Hence, in the above code example, after explicitly mentioning the customer ID with its table's name, we can get the above output. If we had not mentioned Customers.customer_id, then we would get an error of Error: ambiguous column name: customer_id.
Let us also see an example of using DISTINCT. The SELECT DISTINCT statement is used to return only distinct or different values. Inside a table, a column sometimes contains many duplicate values, and you often only want to list the different distinct values. So let us look at its usage.
In the above output, we only got the different values of the item and amount. We did not get any values that were duplicated throughout.
Example 3 - The WHERE Clause
Finally, let us look more into the usage of the where clause. As you already know that the WHERE clause is used to filter records. It is used to extract only those records that fulfil a specified condition.
In the above output, you can see that we filtered our above records to only the records where the amount is greater than 400. Hence, you can see that we have got only those records as output where the amount is greater than 400.
Let us write some more queries using the WHERE clause by using AND, OR, and NOT.
In the above example, we have used the AND operator. The AND operator displays a record if all the conditions separated by AND are TRUE.
In the above example, we have only got the customers who have purchased the items by using the comparison operator '='. We compared the customer IDs with their Orders made.
Let us see the last example, where we delete some data from our table.
The DELETE statement is used to delete existing records in a table. In the above example, all the records with first_name as 'John' got deleted.
- SQL stands for Structured Query Language. It is a language that is used to get information from databases.
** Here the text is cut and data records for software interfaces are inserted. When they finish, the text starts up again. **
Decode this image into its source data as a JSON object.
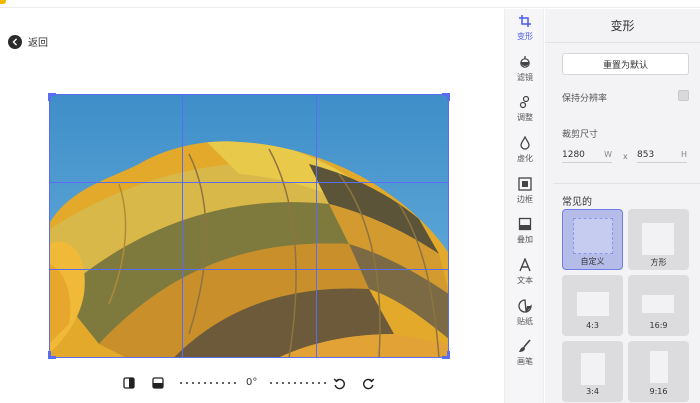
{
  "nav": {
    "back_label": "返回"
  },
  "editor": {
    "rotation_label": "0°"
  },
  "tools": [
    {
      "label": "变形",
      "icon": "crop-icon",
      "active": true
    },
    {
      "label": "滤镜",
      "icon": "filter-icon",
      "active": false
    },
    {
      "label": "调整",
      "icon": "adjust-icon",
      "active": false
    },
    {
      "label": "虚化",
      "icon": "blur-icon",
      "active": false
    },
    {
      "label": "边框",
      "icon": "frame-icon",
      "active": false
    },
    {
      "label": "叠加",
      "icon": "overlay-icon",
      "active": false
    },
    {
      "label": "文本",
      "icon": "text-icon",
      "active": false
    },
    {
      "label": "贴纸",
      "icon": "sticker-icon",
      "active": false
    },
    {
      "label": "画笔",
      "icon": "brush-icon",
      "active": false
    }
  ],
  "panel": {
    "title": "变形",
    "reset_label": "重置为默认",
    "keep_resolution_label": "保持分辨率",
    "crop_size_label": "裁剪尺寸",
    "width_value": "1280",
    "width_unit": "W",
    "times_symbol": "x",
    "height_value": "853",
    "height_unit": "H",
    "common_label": "常见的",
    "presets": [
      {
        "label": "自定义",
        "selected": true
      },
      {
        "label": "方形",
        "selected": false
      },
      {
        "label": "4:3",
        "selected": false
      },
      {
        "label": "16:9",
        "selected": false
      },
      {
        "label": "3:4",
        "selected": false
      },
      {
        "label": "9:16",
        "selected": false
      }
    ]
  },
  "colors": {
    "accent": "#4a5be8",
    "crop_grid": "#5a6cf0",
    "sky": "#4f9fd0"
  }
}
- An SQL SELECT statement retrieves records from a database table according to clauses (for example, FROM and WHERE) that specify criteria. The data returned is stored in a result table called the result-set.
- The FROM clause specifies one or more tables to be queried. The WHERE clause selects only the rows in which the specified column contains the specified value.
- We can perform all the create, read, update, and delete operations using SQL queries. Apart from that, we can also set permissions for the tables, views and procedures.
- We can perform different operations like AND, OR, NOT, IN, and many others while querying our databases.